For example, recently I spoke with an executive of a business that
sells a service to employers to help them to reduce their human resources costs.
They examine the company's work force data including workers compensation claims, employee
health insurance claims, number of sick days, weight, smoking status, types of illnesses treated,
medication prescribed, marital status, parental status, birth dates, education, and other employee data.
In some instances the employee assistance program data (e.g. employee psychiatric counseling, marital
counseling, or drug rehab) is even considered in the analysis. The employees are completely unaware that
their personal information is being used for such an analysis.
The data is cross referenced to identify patterns of employee profile types. The purpose of
the analysis is to determine profiles of employees most likely to make workers compensation claims,
quit their jobs without notice, file sexual harassment claims, take excessive sick days, or make
significant health insurance claims that can cost the employer more money. These "high risk"

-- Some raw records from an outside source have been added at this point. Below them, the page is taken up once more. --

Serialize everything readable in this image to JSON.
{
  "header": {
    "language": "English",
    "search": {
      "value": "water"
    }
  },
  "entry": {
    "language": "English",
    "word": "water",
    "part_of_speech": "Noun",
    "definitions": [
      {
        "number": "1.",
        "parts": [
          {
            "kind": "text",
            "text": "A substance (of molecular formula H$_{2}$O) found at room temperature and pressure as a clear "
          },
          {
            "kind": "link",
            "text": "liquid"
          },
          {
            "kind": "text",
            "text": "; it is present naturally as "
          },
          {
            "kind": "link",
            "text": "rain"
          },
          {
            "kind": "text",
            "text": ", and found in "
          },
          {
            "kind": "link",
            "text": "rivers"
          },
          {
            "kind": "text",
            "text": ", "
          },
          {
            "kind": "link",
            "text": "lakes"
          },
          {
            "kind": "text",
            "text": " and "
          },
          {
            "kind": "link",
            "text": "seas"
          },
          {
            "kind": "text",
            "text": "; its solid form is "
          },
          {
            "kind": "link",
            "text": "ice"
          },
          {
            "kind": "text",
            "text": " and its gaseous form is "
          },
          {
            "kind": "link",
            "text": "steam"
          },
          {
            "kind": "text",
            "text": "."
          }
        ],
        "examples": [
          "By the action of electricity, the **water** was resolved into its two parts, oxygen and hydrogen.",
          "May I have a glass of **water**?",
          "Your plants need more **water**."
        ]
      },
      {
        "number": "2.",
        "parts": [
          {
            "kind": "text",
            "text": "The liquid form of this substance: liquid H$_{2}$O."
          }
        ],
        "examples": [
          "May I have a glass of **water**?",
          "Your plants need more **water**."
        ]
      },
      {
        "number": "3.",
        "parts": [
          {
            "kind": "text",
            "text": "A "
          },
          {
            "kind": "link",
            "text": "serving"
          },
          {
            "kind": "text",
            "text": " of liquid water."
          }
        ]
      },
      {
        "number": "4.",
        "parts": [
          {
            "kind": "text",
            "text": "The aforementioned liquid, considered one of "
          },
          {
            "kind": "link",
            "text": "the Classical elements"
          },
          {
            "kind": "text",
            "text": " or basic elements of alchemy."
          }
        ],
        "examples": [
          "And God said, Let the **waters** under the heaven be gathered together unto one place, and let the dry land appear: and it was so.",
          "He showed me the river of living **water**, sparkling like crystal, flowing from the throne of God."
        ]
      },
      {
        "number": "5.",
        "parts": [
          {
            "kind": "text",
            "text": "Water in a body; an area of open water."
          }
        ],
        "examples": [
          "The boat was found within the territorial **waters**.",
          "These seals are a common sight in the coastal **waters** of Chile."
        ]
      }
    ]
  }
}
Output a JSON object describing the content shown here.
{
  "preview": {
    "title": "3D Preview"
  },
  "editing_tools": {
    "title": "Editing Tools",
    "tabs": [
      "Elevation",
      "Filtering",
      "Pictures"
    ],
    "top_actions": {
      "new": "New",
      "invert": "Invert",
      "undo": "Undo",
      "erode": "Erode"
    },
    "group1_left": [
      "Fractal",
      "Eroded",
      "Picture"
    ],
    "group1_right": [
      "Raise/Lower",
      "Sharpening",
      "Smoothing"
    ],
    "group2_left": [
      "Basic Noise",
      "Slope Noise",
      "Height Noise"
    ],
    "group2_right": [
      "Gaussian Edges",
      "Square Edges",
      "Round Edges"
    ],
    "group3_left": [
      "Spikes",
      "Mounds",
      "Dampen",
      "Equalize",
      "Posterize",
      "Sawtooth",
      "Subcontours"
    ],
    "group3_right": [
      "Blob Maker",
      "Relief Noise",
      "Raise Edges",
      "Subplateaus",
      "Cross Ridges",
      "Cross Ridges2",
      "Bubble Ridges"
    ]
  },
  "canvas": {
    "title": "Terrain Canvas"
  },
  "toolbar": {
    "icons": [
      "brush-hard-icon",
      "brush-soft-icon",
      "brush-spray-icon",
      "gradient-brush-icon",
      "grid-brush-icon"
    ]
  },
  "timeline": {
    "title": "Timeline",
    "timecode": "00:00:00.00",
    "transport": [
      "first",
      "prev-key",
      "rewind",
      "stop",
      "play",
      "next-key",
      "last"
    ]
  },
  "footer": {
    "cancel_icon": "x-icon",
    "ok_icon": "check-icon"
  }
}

employee profiles are then used as part of their employment screening process and promotion decisions.
The employer justifies the use of such data on the basis that it results in generic profiles
for sound business risk decisions, not discrimination purposes. However, if you happen to
fall on the wrong side of the "generic" profile, it's difficult to see how it's not discriminating for you.
Furthermore, what about the privacy rights of the employees whose personal information was used for the analytics?
Also, consumer personal information uses is on the rise by businesses. Analytics is used by many companies to
target consumers for marketing purposes, price products and services, and assess internal risks. Experian offers
services and products for small businesses to purchase reports and gain access to their database of 215 million consumers.
Their small business customers are able to cross reference the credit bureau's database of consumer personal
information with their own internal data to "profile" consumers to market their products to and to identify
the "type" of consumer that is most profitable for them.
Consequently, we are increasingly seeing industry based credit scores growing industry by industry.
One example of consumer personal information uses is by insurance companies. They use insurance industry
data to cross reference consumer personal information to calculate credit based insurance scores to
identify "high risk" drivers or life insurance applicants. The personal credit information may have
nothing to do with a driver's risk of an accident. However the insurance scores are used to determine
the amount of the insurance premiums for insurance applicants.
So although you may not yet be fully aware of all of the personal information uses affecting you,
eventually you experience the affects. Personal information uses is growing and there's no end in
sight. So know your rights to protect your personal information and also why it's important to legally improve your credit.